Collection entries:

BEGIN

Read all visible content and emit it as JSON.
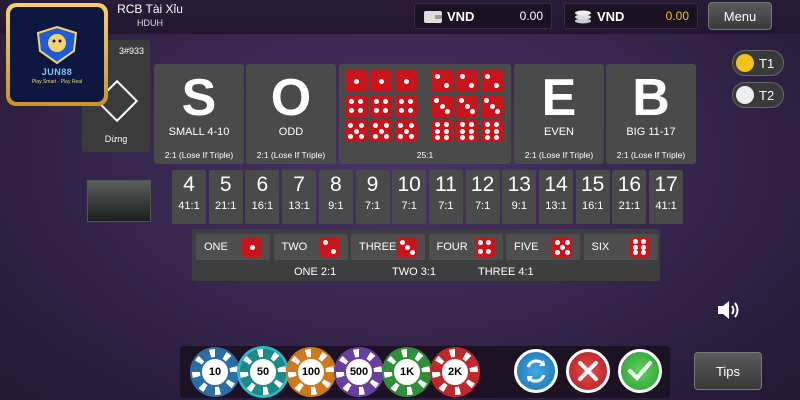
{
  "header": {
    "room_name": "RCB Tài Xỉu",
    "room_code": "HDUH",
    "wallet_1": {
      "currency": "VND",
      "amount": "0.00"
    },
    "wallet_2": {
      "currency": "VND",
      "amount": "0.00"
    },
    "menu_label": "Menu"
  },
  "logo": {
    "brand": "JUN88",
    "tagline": "Play Smart · Play Real"
  },
  "status": {
    "round": "3#933",
    "state": "Dừng"
  },
  "bets": {
    "small": {
      "letter": "S",
      "label": "SMALL 4-10",
      "payout": "2:1  (Lose If Triple)"
    },
    "odd": {
      "letter": "O",
      "label": "ODD",
      "payout": "2:1  (Lose If Triple)"
    },
    "triple": {
      "payout": "25:1"
    },
    "even": {
      "letter": "E",
      "label": "EVEN",
      "payout": "2:1  (Lose If Triple)"
    },
    "big": {
      "letter": "B",
      "label": "BIG 11-17",
      "payout": "2:1  (Lose If Triple)"
    }
  },
  "totals": [
    {
      "n": "4",
      "odds": "41:1"
    },
    {
      "n": "5",
      "odds": "21:1"
    },
    {
      "n": "6",
      "odds": "16:1"
    },
    {
      "n": "7",
      "odds": "13:1"
    },
    {
      "n": "8",
      "odds": "9:1"
    },
    {
      "n": "9",
      "odds": "7:1"
    },
    {
      "n": "10",
      "odds": "7:1"
    },
    {
      "n": "11",
      "odds": "7:1"
    },
    {
      "n": "12",
      "odds": "7:1"
    },
    {
      "n": "13",
      "odds": "9:1"
    },
    {
      "n": "14",
      "odds": "13:1"
    },
    {
      "n": "15",
      "odds": "16:1"
    },
    {
      "n": "16",
      "odds": "21:1"
    },
    {
      "n": "17",
      "odds": "41:1"
    }
  ],
  "singles": [
    {
      "label": "ONE",
      "face": 1
    },
    {
      "label": "TWO",
      "face": 2
    },
    {
      "label": "THREE",
      "face": 3
    },
    {
      "label": "FOUR",
      "face": 4
    },
    {
      "label": "FIVE",
      "face": 5
    },
    {
      "label": "SIX",
      "face": 6
    }
  ],
  "multipliers": {
    "one": "ONE  2:1",
    "two": "TWO  3:1",
    "three": "THREE  4:1"
  },
  "toggles": {
    "t1": "T1",
    "t2": "T2"
  },
  "chips": [
    {
      "label": "10",
      "color": "#2a6fa8"
    },
    {
      "label": "50",
      "color": "#1d8a8a",
      "selected": true
    },
    {
      "label": "100",
      "color": "#d07a1c"
    },
    {
      "label": "500",
      "color": "#6a3fa0"
    },
    {
      "label": "1K",
      "color": "#2f8f3a"
    },
    {
      "label": "2K",
      "color": "#c0282d"
    }
  ],
  "actions": {
    "rebet_icon": "repeat-icon",
    "cancel_icon": "cancel-icon",
    "confirm_icon": "check-icon"
  },
  "tips_label": "Tips",
  "colors": {
    "die_red": "#c8141b",
    "tile_gray": "#4a4a4a",
    "t1_yellow": "#f2c21a",
    "accent_teal": "#2fb6c8"
  }
}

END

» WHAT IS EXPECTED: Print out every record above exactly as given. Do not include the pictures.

» REPLY:
Read all visible content and emit it as JSON.
{
  "header": {
    "room_name": "RCB Tài Xỉu",
    "room_code": "HDUH",
    "wallet_1": {
      "currency": "VND",
      "amount": "0.00"
    },
    "wallet_2": {
      "currency": "VND",
      "amount": "0.00"
    },
    "menu_label": "Menu"
  },
  "logo": {
    "brand": "JUN88",
    "tagline": "Play Smart · Play Real"
  },
  "status": {
    "round": "3#933",
    "state": "Dừng"
  },
  "bets": {
    "small": {
      "letter": "S",
      "label": "SMALL 4-10",
      "payout": "2:1  (Lose If Triple)"
    },
    "odd": {
      "letter": "O",
      "label": "ODD",
      "payout": "2:1  (Lose If Triple)"
    },
    "triple": {
      "payout": "25:1"
    },
    "even": {
      "letter": "E",
      "label": "EVEN",
      "payout": "2:1  (Lose If Triple)"
    },
    "big": {
      "letter": "B",
      "label": "BIG 11-17",
      "payout": "2:1  (Lose If Triple)"
    }
  },
  "totals": [
    {
      "n": "4",
      "odds": "41:1"
    },
    {
      "n": "5",
      "odds": "21:1"
    },
    {
      "n": "6",
      "odds": "16:1"
    },
    {
      "n": "7",
      "odds": "13:1"
    },
    {
      "n": "8",
      "odds": "9:1"
    },
    {
      "n": "9",
      "odds": "7:1"
    },
    {
      "n": "10",
      "odds": "7:1"
    },
    {
      "n": "11",
      "odds": "7:1"
    },
    {
      "n": "12",
      "odds": "7:1"
    },
    {
      "n": "13",
      "odds": "9:1"
    },
    {
      "n": "14",
      "odds": "13:1"
    },
    {
      "n": "15",
      "odds": "16:1"
    },
    {
      "n": "16",
      "odds": "21:1"
    },
    {
      "n": "17",
      "odds": "41:1"
    }
  ],
  "singles": [
    {
      "label": "ONE",
      "face": 1
    },
    {
      "label": "TWO",
      "face": 2
    },
    {
      "label": "THREE",
      "face": 3
    },
    {
      "label": "FOUR",
      "face": 4
    },
    {
      "label": "FIVE",
      "face": 5
    },
    {
      "label": "SIX",
      "face": 6
    }
  ],
  "multipliers": {
    "one": "ONE  2:1",
    "two": "TWO  3:1",
    "three": "THREE  4:1"
  },
  "toggles": {
    "t1": "T1",
    "t2": "T2"
  },
  "chips": [
    {
      "label": "10",
      "color": "#2a6fa8"
    },
    {
      "label": "50",
      "color": "#1d8a8a",
      "selected": true
    },
    {
      "label": "100",
      "color": "#d07a1c"
    },
    {
      "label": "500",
      "color": "#6a3fa0"
    },
    {
      "label": "1K",
      "color": "#2f8f3a"
    },
    {
      "label": "2K",
      "color": "#c0282d"
    }
  ],
  "actions": {
    "rebet_icon": "repeat-icon",
    "cancel_icon": "cancel-icon",
    "confirm_icon": "check-icon"
  },
  "tips_label": "Tips",
  "colors": {
    "die_red": "#c8141b",
    "tile_gray": "#4a4a4a",
    "t1_yellow": "#f2c21a",
    "accent_teal": "#2fb6c8"
  }
}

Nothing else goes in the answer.